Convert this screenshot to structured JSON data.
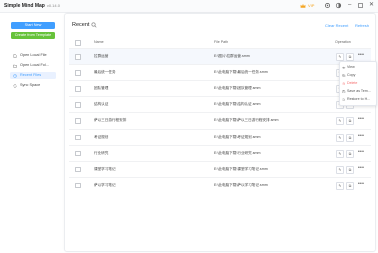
{
  "app": {
    "title": "Simple Mind Map",
    "version": "v0.14.0",
    "vip_label": "VIP"
  },
  "sidebar": {
    "start_label": "Start New",
    "template_label": "Create from Template",
    "items": [
      {
        "label": "Open Local File",
        "icon": "file-icon"
      },
      {
        "label": "Open Local Fol...",
        "icon": "folder-icon"
      },
      {
        "label": "Recent Files",
        "icon": "clock-icon",
        "active": true
      },
      {
        "label": "Sync Space",
        "icon": "sync-icon"
      }
    ]
  },
  "main": {
    "title": "Recent",
    "clear_label": "Clear Recent",
    "refresh_label": "Refresh",
    "columns": {
      "name": "Name",
      "path": "File Path",
      "operation": "Operation"
    },
    "rows": [
      {
        "name": "拉群运营",
        "path": "E:\\图片\\拉群运营.smm"
      },
      {
        "name": "最后统一任务",
        "path": "E:\\此电脑下载\\最后统一任务.smm"
      },
      {
        "name": "团队管理",
        "path": "E:\\此电脑下载\\团队管理.smm"
      },
      {
        "name": "结构认证",
        "path": "E:\\此电脑下载\\结构认证.smm"
      },
      {
        "name": "萨以三日游行程安排",
        "path": "E:\\此电脑下载\\萨以三日游行程安排.smm"
      },
      {
        "name": "考证规划",
        "path": "E:\\此电脑下载\\考证规划.smm"
      },
      {
        "name": "行业研究",
        "path": "E:\\此电脑下载\\行业研究.smm"
      },
      {
        "name": "课堂学习笔记",
        "path": "E:\\此电脑下载\\课堂学习笔记.smm"
      },
      {
        "name": "萨以学习笔记",
        "path": "E:\\此电脑下载\\萨以学习笔记.smm"
      }
    ],
    "op_edit_glyph": "✎",
    "op_open_glyph": "⧉",
    "more_glyph": "•••"
  },
  "dropdown": {
    "items": [
      {
        "label": "View",
        "icon": "eye-icon"
      },
      {
        "label": "Copy",
        "icon": "copy-icon"
      },
      {
        "label": "Delete",
        "icon": "trash-icon",
        "danger": true
      },
      {
        "label": "Save as Tem...",
        "icon": "save-icon"
      },
      {
        "label": "Restore to H...",
        "icon": "restore-icon"
      }
    ]
  },
  "colors": {
    "accent": "#409eff",
    "success": "#67c23a",
    "danger": "#f56c6c",
    "vip": "#f5a623"
  }
}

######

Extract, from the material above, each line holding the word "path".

Result —
      "path": "File Path",
        "path": "E:\\图片\\拉群运营.smm"
        "path": "E:\\此电脑下载\\最后统一任务.smm"
        "path": "E:\\此电脑下载\\团队管理.smm"
        "path": "E:\\此电脑下载\\结构认证.smm"
        "path": "E:\\此电脑下载\\萨以三日游行程安排.smm"
        "path": "E:\\此电脑下载\\考证规划.smm"
        "path": "E:\\此电脑下载\\行业研究.smm"
        "path": "E:\\此电脑下载\\课堂学习笔记.smm"
        "path": "E:\\此电脑下载\\萨以学习笔记.smm"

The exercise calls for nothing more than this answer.